MATERIAL FOR THIS TASK START

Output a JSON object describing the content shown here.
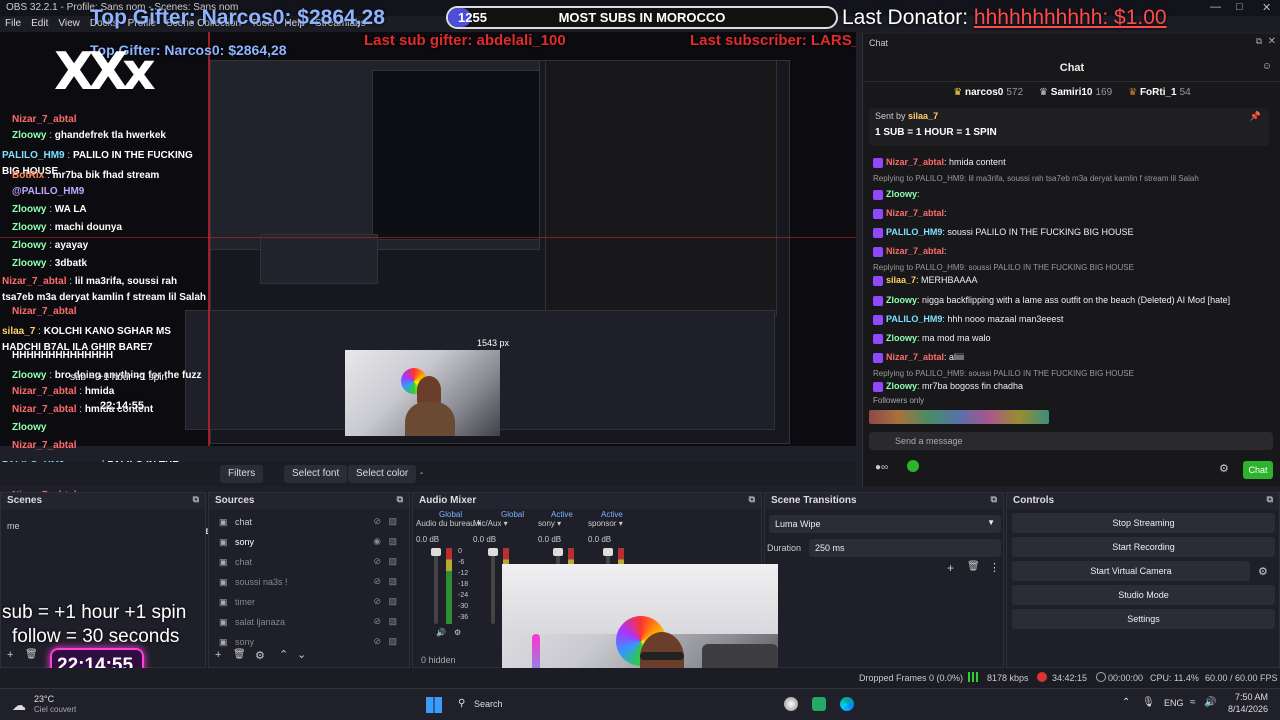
{
  "window": {
    "title": "OBS 32.2.1 - Profile: Sans nom - Scenes: Sans nom"
  },
  "menu": [
    "File",
    "Edit",
    "View",
    "Docks",
    "Profile",
    "Scene Collection",
    "Tools",
    "Help",
    "Streamlabs"
  ],
  "overlay": {
    "top_gifter_label": "Top Gifter: Narcos0: $2864,28",
    "goal_count": "1255",
    "goal_text": "MOST SUBS IN MOROCCO",
    "goal_progress": 0.06,
    "last_donator_label": "Last Donator:",
    "last_donator_value": "hhhhhhhhhhh: $1.00",
    "last_sub_gifter": "Last sub gifter: abdelali_100",
    "last_subscriber": "Last subscriber: LARS_abidou_y",
    "logo_text": "XXx",
    "sub_info": "sub  = +1 hour +1 spin",
    "follow_info": "follow = 30 seconds",
    "timer": "22:14:55",
    "nested_px": "1543 px"
  },
  "left_chat": [
    {
      "user": "Nizar_7_abtal",
      "text": "",
      "color": "#ff6b6b"
    },
    {
      "user": "Zloowy",
      "text": "ghandefrek tla hwerkek",
      "color": "#8fffb0"
    },
    {
      "user": "PALILO_HM9",
      "text": "PALILO IN THE FUCKING BIG HOUSE",
      "color": "#7de0ff"
    },
    {
      "user": "BotRix",
      "text": "mr7ba bik fhad stream",
      "color": "#ff8c5a"
    },
    {
      "user": "@PALILO_HM9",
      "text": "",
      "color": "#b9a9ff"
    },
    {
      "user": "Zloowy",
      "text": "WA LA",
      "color": "#8fffb0"
    },
    {
      "user": "Zloowy",
      "text": "machi dounya",
      "color": "#8fffb0"
    },
    {
      "user": "Zloowy",
      "text": "ayayay",
      "color": "#8fffb0"
    },
    {
      "user": "Zloowy",
      "text": "3dbatk",
      "color": "#8fffb0"
    },
    {
      "user": "Nizar_7_abtal",
      "text": "lil ma3rifa, soussi rah tsa7eb m3a deryat kamlin f stream lil Salah",
      "color": "#ff6b6b"
    },
    {
      "user": "Nizar_7_abtal",
      "text": "",
      "color": "#ff6b6b"
    },
    {
      "user": "silaa_7",
      "text": "KOLCHI KANO SGHAR MS HADCHI B7AL ILA GHIR BARE7",
      "color": "#ffd166"
    },
    {
      "user": "",
      "text": "HHHHHHHHHHHHHH",
      "color": "#fff"
    },
    {
      "user": "Zloowy",
      "text": "bro doing anything for the fuzz",
      "color": "#8fffb0"
    },
    {
      "user": "Nizar_7_abtal",
      "text": "hmida",
      "color": "#ff6b6b"
    },
    {
      "user": "Nizar_7_abtal",
      "text": "hmida content",
      "color": "#ff6b6b"
    },
    {
      "user": "Zloowy",
      "text": "",
      "color": "#8fffb0"
    },
    {
      "user": "Nizar_7_abtal",
      "text": "",
      "color": "#ff6b6b"
    },
    {
      "user": "PALILO_HM9",
      "text": "soussi PALILO IN THE FUCKING BIG HOUSE",
      "color": "#7de0ff"
    },
    {
      "user": "Nizar_7_abtal",
      "text": "",
      "color": "#ff6b6b"
    },
    {
      "user": "silaa_7",
      "text": "MERHBAAAA",
      "color": "#ffd166"
    },
    {
      "user": "PALILO_HM9",
      "text": "hhh nooo mazaal man3eeest",
      "color": "#7de0ff"
    },
    {
      "user": "Zloowy",
      "text": "ma mod ma walo",
      "color": "#8fffb0"
    },
    {
      "user": "Nizar_7_abtal",
      "text": "aliiii",
      "color": "#ff6b6b"
    },
    {
      "user": "Zloowy",
      "text": "mr7ba bogoss fin chadha",
      "color": "#8fffb0"
    }
  ],
  "chat_dock": {
    "title": "Chat",
    "popout": "Chat",
    "top": [
      {
        "name": "narcos0",
        "count": "572"
      },
      {
        "name": "Samiri10",
        "count": "169"
      },
      {
        "name": "FoRti_1",
        "count": "54"
      }
    ],
    "pinned_by": "Sent by",
    "pinned_user": "silaa_7",
    "pinned_text": "1 SUB = 1 HOUR = 1 SPIN",
    "messages": [
      {
        "kind": "msg",
        "user": "Nizar_7_abtal",
        "text": ": hmida content",
        "color": "#ff6b6b"
      },
      {
        "kind": "reply",
        "text": "Replying to PALILO_HM9: lil ma3rifa, soussi rah tsa7eb m3a deryat kamlin f stream lil Salah"
      },
      {
        "kind": "msg",
        "user": "Zloowy",
        "text": ":",
        "color": "#8fffb0"
      },
      {
        "kind": "msg",
        "user": "Nizar_7_abtal",
        "text": ":",
        "color": "#ff6b6b"
      },
      {
        "kind": "msg",
        "user": "PALILO_HM9",
        "text": ": soussi PALILO IN THE FUCKING BIG HOUSE",
        "color": "#7de0ff"
      },
      {
        "kind": "msg",
        "user": "Nizar_7_abtal",
        "text": ":",
        "color": "#ff6b6b"
      },
      {
        "kind": "reply",
        "text": "Replying to PALILO_HM9: soussi PALILO IN THE FUCKING BIG HOUSE"
      },
      {
        "kind": "msg",
        "user": "silaa_7",
        "text": ": MERHBAAAA",
        "color": "#ffd166"
      },
      {
        "kind": "msg",
        "user": "Zloowy",
        "text": ": nigga backflipping with a lame ass outfit on the beach (Deleted) AI Mod [hate]",
        "color": "#8fffb0"
      },
      {
        "kind": "msg",
        "user": "PALILO_HM9",
        "text": ": hhh nooo mazaal man3eeest",
        "color": "#7de0ff"
      },
      {
        "kind": "msg",
        "user": "Zloowy",
        "text": ": ma mod ma walo",
        "color": "#8fffb0"
      },
      {
        "kind": "msg",
        "user": "Nizar_7_abtal",
        "text": ": aliiii",
        "color": "#ff6b6b"
      },
      {
        "kind": "reply",
        "text": "Replying to PALILO_HM9: soussi PALILO IN THE FUCKING BIG HOUSE"
      },
      {
        "kind": "msg",
        "user": "Zloowy",
        "text": ": mr7ba bogoss fin chadha",
        "color": "#8fffb0"
      }
    ],
    "followers_only": "Followers only",
    "input_placeholder": "Send a message",
    "chat_button": "Chat"
  },
  "toolbar": {
    "filters": "Filters",
    "select_font": "Select font",
    "select_color": "Select color",
    "dash": "-"
  },
  "scenes": {
    "title": "Scenes",
    "items": [
      "me"
    ]
  },
  "sources": {
    "title": "Sources",
    "items": [
      "chat",
      "sony",
      "chat",
      "soussi na3s !",
      "timer",
      "salat ljanaza",
      "sony"
    ]
  },
  "mixer": {
    "title": "Audio Mixer",
    "headers": [
      "Global",
      "Global",
      "Active",
      "Active"
    ],
    "channels": [
      {
        "name": "Audio du bureau",
        "db": "0.0 dB"
      },
      {
        "name": "Mic/Aux",
        "db": "0.0 dB"
      },
      {
        "name": "sony",
        "db": "0.0 dB"
      },
      {
        "name": "sponsor",
        "db": "0.0 dB"
      }
    ],
    "hidden": "0 hidden",
    "scale": [
      "0",
      "-6",
      "-12",
      "-18",
      "-24",
      "-30",
      "-36"
    ]
  },
  "transitions": {
    "title": "Scene Transitions",
    "type": "Luma Wipe",
    "duration_label": "Duration",
    "duration": "250 ms"
  },
  "controls": {
    "title": "Controls",
    "buttons": [
      "Stop Streaming",
      "Start Recording",
      "Start Virtual Camera",
      "Studio Mode",
      "Settings"
    ]
  },
  "status": {
    "dropped": "Dropped Frames 0 (0.0%)",
    "kbps": "8178 kbps",
    "live": "34:42:15",
    "rec": "00:00:00",
    "cpu": "CPU: 11.4%",
    "fps": "60.00 / 60.00 FPS"
  },
  "taskbar": {
    "temp": "23°C",
    "weather": "Ciel couvert",
    "search": "Search",
    "lang": "ENG",
    "time": "7:50 AM",
    "date": "8/14/2026"
  }
}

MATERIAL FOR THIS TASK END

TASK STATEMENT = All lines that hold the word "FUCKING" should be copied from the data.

EXERCISE RESULT =
      "text": "PALILO IN THE FUCKING BIG HOUSE",
      "text": "soussi PALILO IN THE FUCKING BIG HOUSE",
        "text": ": soussi PALILO IN THE FUCKING BIG HOUSE",
        "text": "Replying to PALILO_HM9: soussi PALILO IN THE FUCKING BIG HOUSE"
        "text": "Replying to PALILO_HM9: soussi PALILO IN THE FUCKING BIG HOUSE"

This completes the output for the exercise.